> [Items from a data source]

════════

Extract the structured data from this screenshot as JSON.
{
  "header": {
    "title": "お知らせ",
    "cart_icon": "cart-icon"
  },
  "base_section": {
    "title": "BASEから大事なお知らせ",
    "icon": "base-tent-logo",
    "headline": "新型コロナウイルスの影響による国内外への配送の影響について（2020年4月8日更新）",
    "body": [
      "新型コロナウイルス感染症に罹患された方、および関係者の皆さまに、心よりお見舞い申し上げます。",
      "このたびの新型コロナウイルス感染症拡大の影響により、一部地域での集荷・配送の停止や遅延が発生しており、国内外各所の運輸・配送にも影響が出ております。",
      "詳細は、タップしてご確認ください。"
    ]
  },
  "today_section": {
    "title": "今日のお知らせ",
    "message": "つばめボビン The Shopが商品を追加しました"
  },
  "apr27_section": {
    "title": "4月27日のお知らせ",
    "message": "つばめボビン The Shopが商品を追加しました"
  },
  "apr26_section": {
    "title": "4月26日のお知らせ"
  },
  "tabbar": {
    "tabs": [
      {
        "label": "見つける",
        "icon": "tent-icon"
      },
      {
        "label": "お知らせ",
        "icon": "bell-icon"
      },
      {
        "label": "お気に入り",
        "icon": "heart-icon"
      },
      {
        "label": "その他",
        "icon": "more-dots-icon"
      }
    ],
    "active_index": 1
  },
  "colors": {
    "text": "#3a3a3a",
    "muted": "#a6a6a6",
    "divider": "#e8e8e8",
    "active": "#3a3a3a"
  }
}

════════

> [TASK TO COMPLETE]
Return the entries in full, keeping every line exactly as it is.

> [WRITTEN REPLY]
Extract the structured data from this screenshot as JSON.
{
  "header": {
    "title": "お知らせ",
    "cart_icon": "cart-icon"
  },
  "base_section": {
    "title": "BASEから大事なお知らせ",
    "icon": "base-tent-logo",
    "headline": "新型コロナウイルスの影響による国内外への配送の影響について（2020年4月8日更新）",
    "body": [
      "新型コロナウイルス感染症に罹患された方、および関係者の皆さまに、心よりお見舞い申し上げます。",
      "このたびの新型コロナウイルス感染症拡大の影響により、一部地域での集荷・配送の停止や遅延が発生しており、国内外各所の運輸・配送にも影響が出ております。",
      "詳細は、タップしてご確認ください。"
    ]
  },
  "today_section": {
    "title": "今日のお知らせ",
    "message": "つばめボビン The Shopが商品を追加しました"
  },
  "apr27_section": {
    "title": "4月27日のお知らせ",
    "message": "つばめボビン The Shopが商品を追加しました"
  },
  "apr26_section": {
    "title": "4月26日のお知らせ"
  },
  "tabbar": {
    "tabs": [
      {
        "label": "見つける",
        "icon": "tent-icon"
      },
      {
        "label": "お知らせ",
        "icon": "bell-icon"
      },
      {
        "label": "お気に入り",
        "icon": "heart-icon"
      },
      {
        "label": "その他",
        "icon": "more-dots-icon"
      }
    ],
    "active_index": 1
  },
  "colors": {
    "text": "#3a3a3a",
    "muted": "#a6a6a6",
    "divider": "#e8e8e8",
    "active": "#3a3a3a"
  }
}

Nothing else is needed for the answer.